_Exercise brief_:
Please retype the records below exactly as they stand.

_Available records_:
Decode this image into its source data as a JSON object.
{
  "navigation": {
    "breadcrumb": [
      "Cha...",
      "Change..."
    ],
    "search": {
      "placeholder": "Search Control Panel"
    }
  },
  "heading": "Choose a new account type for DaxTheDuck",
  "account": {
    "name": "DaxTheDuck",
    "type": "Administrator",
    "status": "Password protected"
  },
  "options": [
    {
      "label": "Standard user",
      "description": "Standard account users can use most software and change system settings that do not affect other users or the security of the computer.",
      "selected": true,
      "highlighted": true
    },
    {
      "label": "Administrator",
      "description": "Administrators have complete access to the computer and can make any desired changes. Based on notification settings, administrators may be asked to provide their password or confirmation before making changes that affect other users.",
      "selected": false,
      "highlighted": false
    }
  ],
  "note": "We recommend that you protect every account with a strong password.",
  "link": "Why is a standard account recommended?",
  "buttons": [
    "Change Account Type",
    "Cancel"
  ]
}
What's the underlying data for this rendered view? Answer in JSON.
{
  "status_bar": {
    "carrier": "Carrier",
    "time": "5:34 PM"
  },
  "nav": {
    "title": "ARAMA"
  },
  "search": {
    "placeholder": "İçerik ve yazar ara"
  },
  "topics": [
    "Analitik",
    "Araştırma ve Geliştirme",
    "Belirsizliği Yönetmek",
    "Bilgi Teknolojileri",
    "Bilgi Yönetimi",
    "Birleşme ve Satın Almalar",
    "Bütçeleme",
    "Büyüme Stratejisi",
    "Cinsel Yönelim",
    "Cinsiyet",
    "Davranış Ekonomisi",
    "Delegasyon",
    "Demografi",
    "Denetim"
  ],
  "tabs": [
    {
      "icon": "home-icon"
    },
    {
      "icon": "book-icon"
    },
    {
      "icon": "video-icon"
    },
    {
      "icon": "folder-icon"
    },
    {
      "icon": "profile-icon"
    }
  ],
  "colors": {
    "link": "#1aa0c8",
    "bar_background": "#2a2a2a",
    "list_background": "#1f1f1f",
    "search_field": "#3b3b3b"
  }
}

_Completed exercise_:
Decode this image into its source data as a JSON object.
{
  "navigation": {
    "breadcrumb": [
      "Cha...",
      "Change..."
    ],
    "search": {
      "placeholder": "Search Control Panel"
    }
  },
  "heading": "Choose a new account type for DaxTheDuck",
  "account": {
    "name": "DaxTheDuck",
    "type": "Administrator",
    "status": "Password protected"
  },
  "options": [
    {
      "label": "Standard user",
      "description": "Standard account users can use most software and change system settings that do not affect other users or the security of the computer.",
      "selected": true,
      "highlighted": true
    },
    {
      "label": "Administrator",
      "description": "Administrators have complete access to the computer and can make any desired changes. Based on notification settings, administrators may be asked to provide their password or confirmation before making changes that affect other users.",
      "selected": false,
      "highlighted": false
    }
  ],
  "note": "We recommend that you protect every account with a strong password.",
  "link": "Why is a standard account recommended?",
  "buttons": [
    "Change Account Type",
    "Cancel"
  ]
}
What's the underlying data for this rendered view? Answer in JSON.
{
  "status_bar": {
    "carrier": "Carrier",
    "time": "5:34 PM"
  },
  "nav": {
    "title": "ARAMA"
  },
  "search": {
    "placeholder": "İçerik ve yazar ara"
  },
  "topics": [
    "Analitik",
    "Araştırma ve Geliştirme",
    "Belirsizliği Yönetmek",
    "Bilgi Teknolojileri",
    "Bilgi Yönetimi",
    "Birleşme ve Satın Almalar",
    "Bütçeleme",
    "Büyüme Stratejisi",
    "Cinsel Yönelim",
    "Cinsiyet",
    "Davranış Ekonomisi",
    "Delegasyon",
    "Demografi",
    "Denetim"
  ],
  "tabs": [
    {
      "icon": "home-icon"
    },
    {
      "icon": "book-icon"
    },
    {
      "icon": "video-icon"
    },
    {
      "icon": "folder-icon"
    },
    {
      "icon": "profile-icon"
    }
  ],
  "colors": {
    "link": "#1aa0c8",
    "bar_background": "#2a2a2a",
    "list_background": "#1f1f1f",
    "search_field": "#3b3b3b"
  }
}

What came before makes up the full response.